    Declining origination, prices, high deliquesces and shitty stock values all point to writedowns on mbs and tier-x capital. Notice the financial sector declined nearly twice as much as the broader S&P. Banks get nailed the hardest because they're the most leveraged, in the weakest market. BAC might have to raise 50 Billion in capital. That's huge.
  6. J Ski

    J Ski

    There is no telling how far the market will drop,
    I saw some auctions up north, that had so many homes
    listed that they were sold in lots.
    and even then, alot were not bidded on.
    A friend of mine in Jax, just bought a house for 20K,
    little rough neighborhood, though. Short sale.
  7. achilles28


    A bit off topic... I'm amazed how cheap US real estate is compared to urban Canadian markets (Vancouver, Toronto, Edmonton-Calgary, Montreal). 3K sq ft Toronto home, new, on a 40 ft lot goes for minimum 500K, in the suburbs. My sister bought a little semi-detached, war-era jobby on a *parcel* lot right in the city. 2K sq ft< = 600K. I've seen foreclosed homes (new-er) listed on yahoo in collapsed hotspots (phoenix, cali, Florida) going for *mid* 5 figures. I mean wtf. Seriously, we're in a gigantic real estate bubble up here.
  8. At this point, I'd argue it's not even about the sale price for alot of these distressed properties. It's more than likely forward looking towards municpal defaults and the potential tax burden (liability) of owning a property in an area where there are tons of foreclosures and a lack of revenue from these properties. It was argued by a well known pundit years back that these properties would literally be given away to enable local governments to continue the steady property tax stream of payments.

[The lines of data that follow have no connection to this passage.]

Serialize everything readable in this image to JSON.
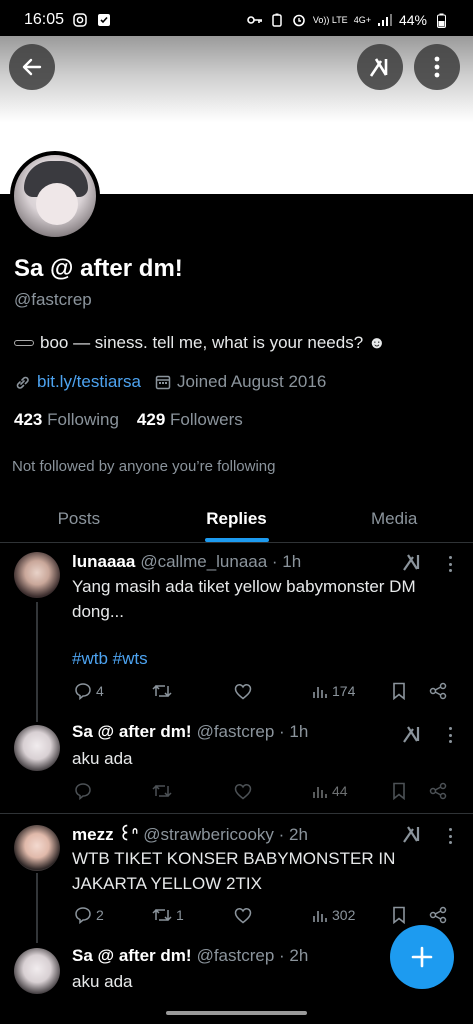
{
  "status_bar": {
    "time": "16:05",
    "battery": "44%",
    "network": "4G+",
    "volte": "Vo)) LTE"
  },
  "profile": {
    "display_name": "Sa @ after dm!",
    "handle": "@fastcrep",
    "bio": "boo — siness. tell me, what is your needs? ☻",
    "link": "bit.ly/testiarsa",
    "joined": "Joined August 2016",
    "following_count": "423",
    "following_label": "Following",
    "followers_count": "429",
    "followers_label": "Followers",
    "not_followed": "Not followed by anyone you’re following"
  },
  "tabs": [
    {
      "label": "Posts"
    },
    {
      "label": "Replies"
    },
    {
      "label": "Media"
    }
  ],
  "posts": [
    {
      "name": "lunaaaa",
      "handle": "@callme_lunaaa · 1h",
      "text": "Yang masih ada tiket yellow babymonster DM dong...",
      "hashtags": "#wtb #wts",
      "replies": "4",
      "reposts": "",
      "likes": "",
      "views": "174"
    },
    {
      "name": "Sa @ after dm!",
      "handle": "@fastcrep · 1h",
      "text": "aku ada",
      "replies": "",
      "reposts": "",
      "likes": "",
      "views": "44"
    },
    {
      "name": "mezz ꒰ᐢ",
      "handle": "@strawbericooky · 2h",
      "text": "WTB TIKET KONSER BABYMONSTER IN JAKARTA YELLOW 2TIX",
      "replies": "2",
      "reposts": "1",
      "likes": "",
      "views": "302"
    },
    {
      "name": "Sa @ after dm!",
      "handle": "@fastcrep · 2h",
      "text": "aku ada"
    }
  ],
  "colors": {
    "accent": "#1d9bf0",
    "link": "#4da3f0",
    "muted": "#8b949c",
    "background": "#000000"
  },
  "icons": [
    "back-arrow-icon",
    "grok-icon",
    "more-vertical-icon",
    "link-icon",
    "calendar-icon",
    "reply-icon",
    "repost-icon",
    "like-icon",
    "views-icon",
    "bookmark-icon",
    "share-icon",
    "compose-plus-icon"
  ]
}
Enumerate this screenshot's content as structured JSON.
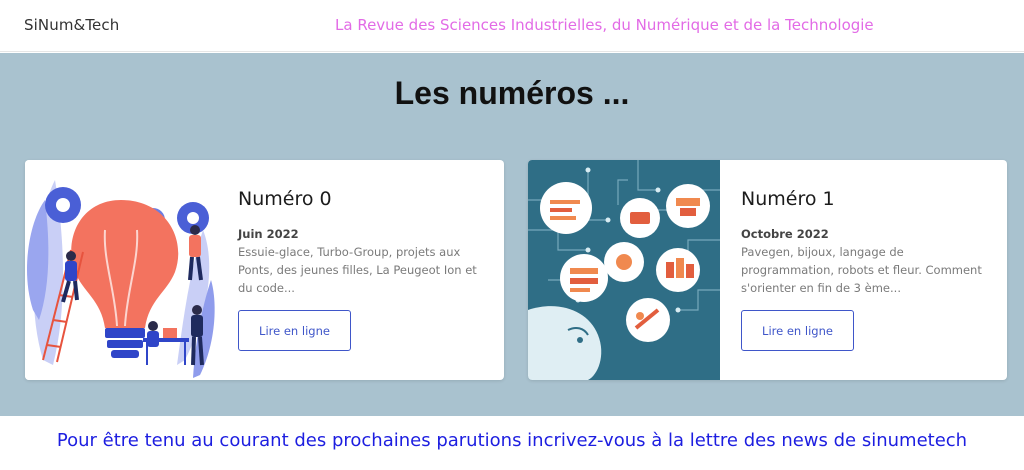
{
  "header": {
    "brand": "SiNum&Tech",
    "tagline": "La Revue des Sciences Industrielles, du Numérique et de la Technologie"
  },
  "section": {
    "title": "Les numéros ..."
  },
  "issues": [
    {
      "title": "Numéro 0",
      "date": "Juin 2022",
      "description": "Essuie-glace, Turbo-Group, projets aux Ponts, des jeunes filles, La Peugeot Ion et du code...",
      "button_label": "Lire en ligne",
      "illustration": "lightbulb-illustration"
    },
    {
      "title": "Numéro 1",
      "date": "Octobre 2022",
      "description": "Pavegen, bijoux, langage de programmation, robots et fleur. Comment s'orienter en fin de 3 ème...",
      "button_label": "Lire en ligne",
      "illustration": "brain-circuit-illustration"
    }
  ],
  "newsletter": {
    "text": "Pour être tenu au courant des prochaines parutions incrivez-vous à la lettre des news de sinumetech"
  },
  "colors": {
    "band_background": "#a9c2cf",
    "tagline": "#e26be6",
    "button_accent": "#3f56c9",
    "newsletter_text": "#1d1ee0"
  }
}
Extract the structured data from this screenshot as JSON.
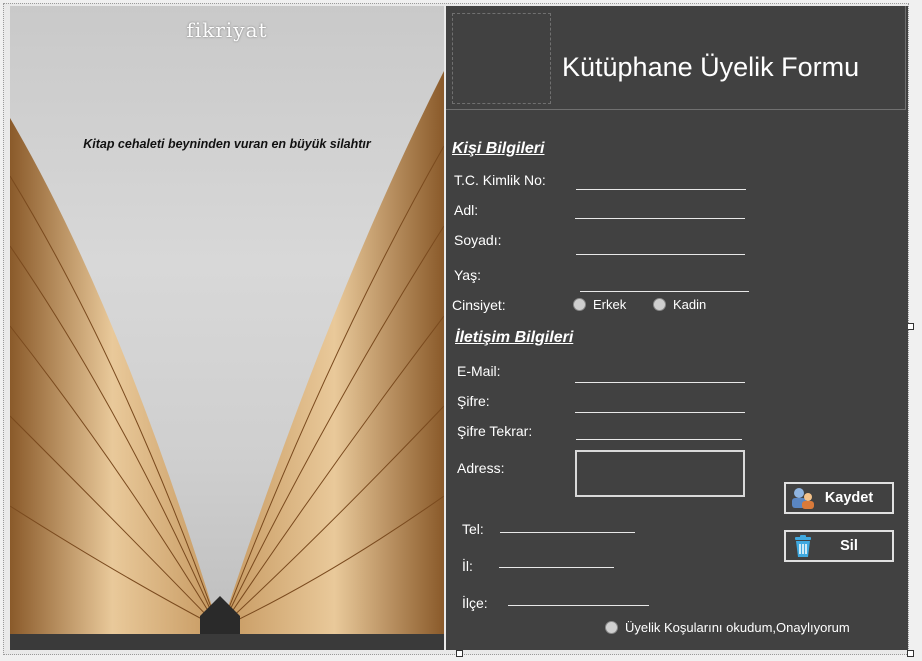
{
  "image_panel": {
    "brand": "fikriyat",
    "quote": "Kitap cehaleti beyninden vuran en büyük silahtır"
  },
  "form": {
    "title": "Kütüphane Üyelik Formu",
    "personal_section": "Kişi Bilgileri",
    "tc_label": "T.C. Kimlik No:",
    "name_label": "Adl:",
    "surname_label": "Soyadı:",
    "age_label": "Yaş:",
    "gender_label": "Cinsiyet:",
    "gender_options": [
      "Erkek",
      "Kadin"
    ],
    "contact_section": "İletişim Bilgileri",
    "email_label": "E-Mail:",
    "password_label": "Şifre:",
    "password_repeat_label": "Şifre Tekrar:",
    "address_label": "Adress:",
    "phone_label": "Tel:",
    "city_label": "İl:",
    "district_label": "İlçe:",
    "terms_label": "Üyelik Koşularını okudum,Onaylıyorum"
  },
  "buttons": {
    "save": "Kaydet",
    "delete": "Sil"
  },
  "colors": {
    "panel_bg": "#414141",
    "text": "#ffffff"
  }
}
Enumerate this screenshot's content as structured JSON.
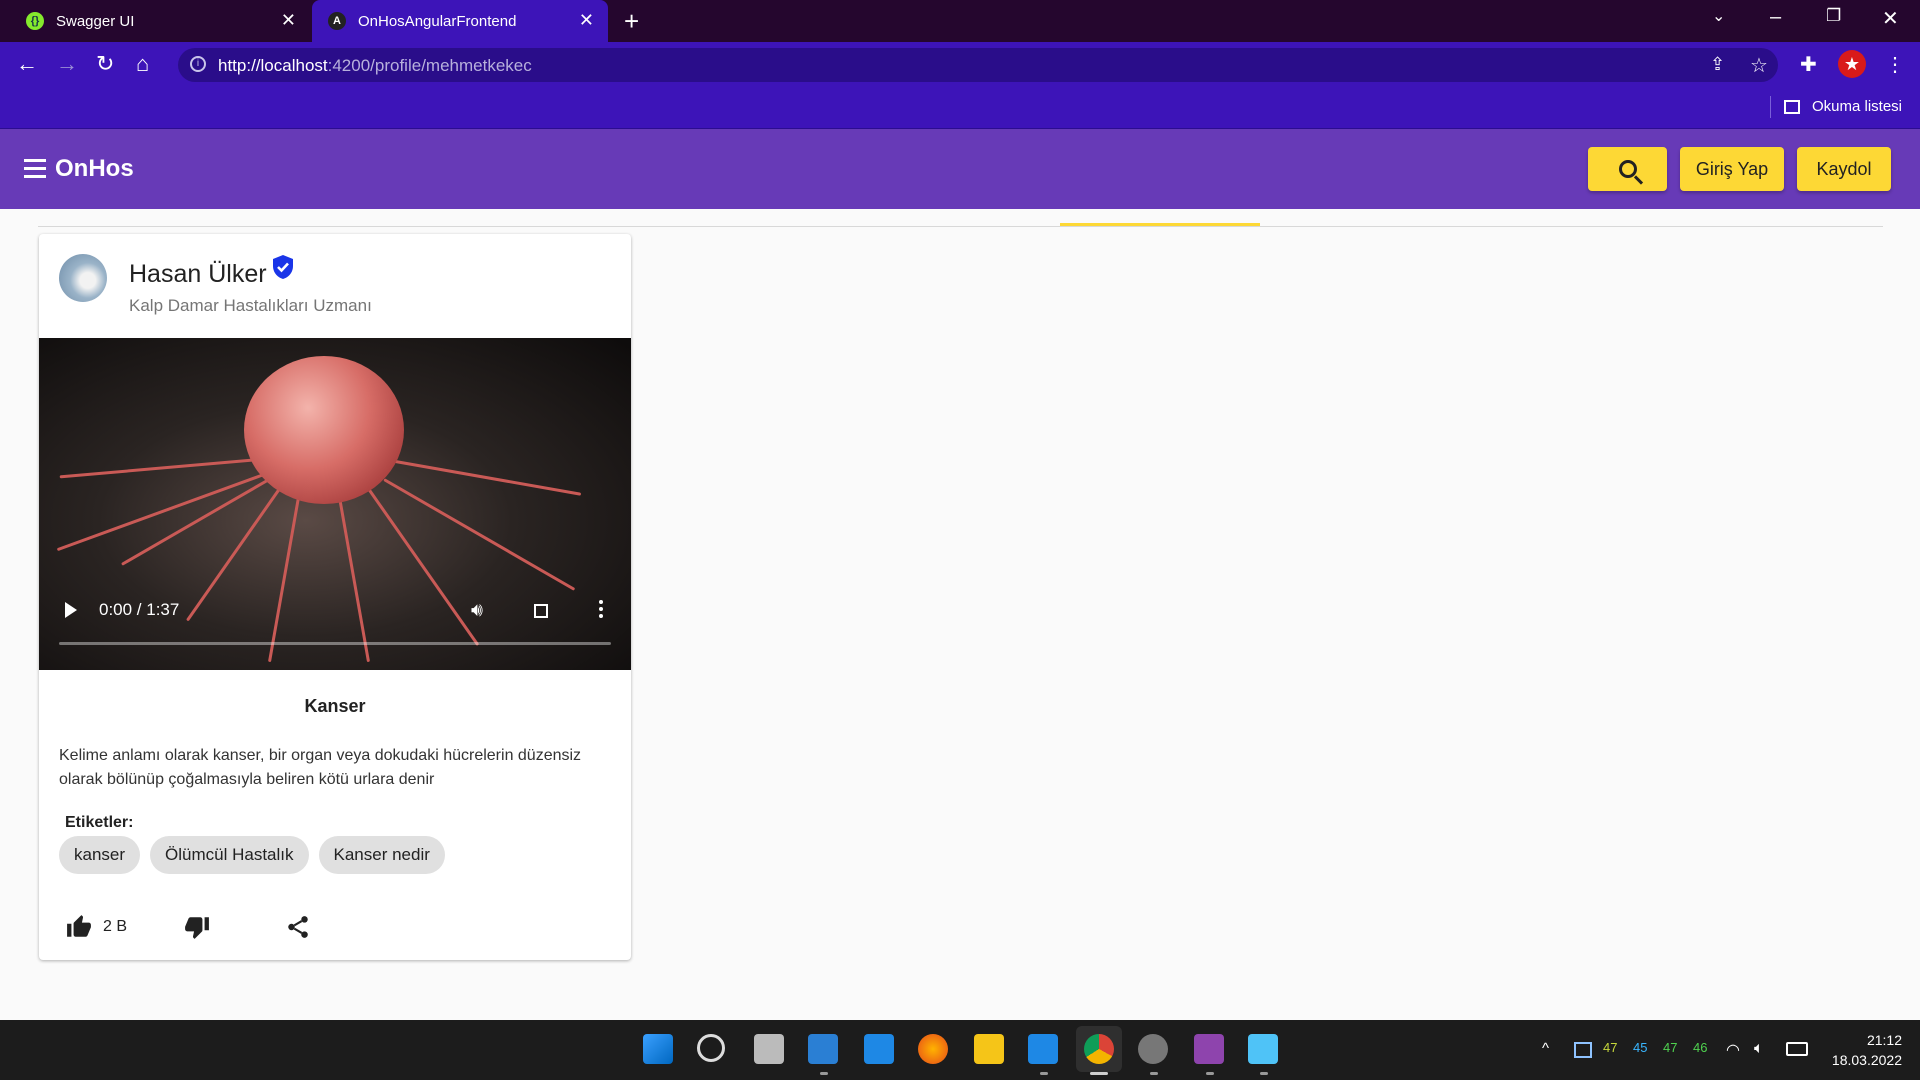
{
  "browser": {
    "tabs": [
      {
        "title": "Swagger UI",
        "active": false
      },
      {
        "title": "OnHosAngularFrontend",
        "active": true
      }
    ],
    "url_host": "http://localhost",
    "url_rest": ":4200/profile/mehmetkekec",
    "reading_list": "Okuma listesi"
  },
  "app": {
    "brand": "OnHos",
    "login_label": "Giriş Yap",
    "signup_label": "Kaydol",
    "accent": "#673ab7",
    "button_color": "#fdd835"
  },
  "post": {
    "author_name": "Hasan Ülker",
    "author_title": "Kalp Damar Hastalıkları Uzmanı",
    "verified": true,
    "video_time": "0:00 / 1:37",
    "title": "Kanser",
    "body": "Kelime anlamı olarak kanser, bir organ veya dokudaki hücrelerin düzensiz olarak bölünüp çoğalmasıyla beliren kötü urlara denir",
    "tags_label": "Etiketler:",
    "tags": [
      "kanser",
      "Ölümcül Hastalık",
      "Kanser nedir"
    ],
    "like_count": "2 B"
  },
  "taskbar": {
    "tray_numbers": [
      "47",
      "45",
      "47",
      "46"
    ],
    "time": "21:12",
    "date": "18.03.2022"
  }
}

    Of course, there are a number of examples of really distressed areas (Buffalo, Detroit, etc) where former mansions in blown out areas sell for next to nothing and still can't find buyers due to the complete economic blight. Obviously, that doesn't apply to many parts of Florida, but nobody really knows the depths society could plunge in a full bore depression.
  9. That's a major concern. Since a mortgage is really the biggest burden for the wage earner, it creates a great deal of stress, especially at those prices. This globalization of "asset inflation" destroys societies, plain and simple. Obviously, with the ongoing bubble and bust cycles, Canadian real estate will drop and all of the problems the US is currently going thru will occur there as well.

    Actually, it sounds like Canada and Australia are very similar in that regard.
  10. achilles28


    Yea, I agree. Two resource-rich countries with housing bubbles propped by competitive devaluation, the world over. The culture of home-ownership is completely different up here, largely due to prices - mortgages are simply unaffordable until well into a couples thirties. It's more a nation of renters in Toronto, Vancouver, and to a lesser extent, Alberta. Despite all the fanfare about responsible stewardship, our reliance on exports, historic debt-to-equity ratios and unpopped, sky-high real estate seal the deal. A counter-weight to the eventual inflationary tsunami is we're commodity rich, which should buffet against the greenback collapse. Even still, it'll be chaos. Interesting story - 89% of all land in Canada is not for sale. It's held by the Government, on behalf of the Queen. I did a quick search for Northern Ontario farmland a while back in preparation for a SHTC scenario. By contrast, US Gov owns ~30% of all territory. Goes a long way to explain the disparity in RE prices.
    #10     Aug 22, 2011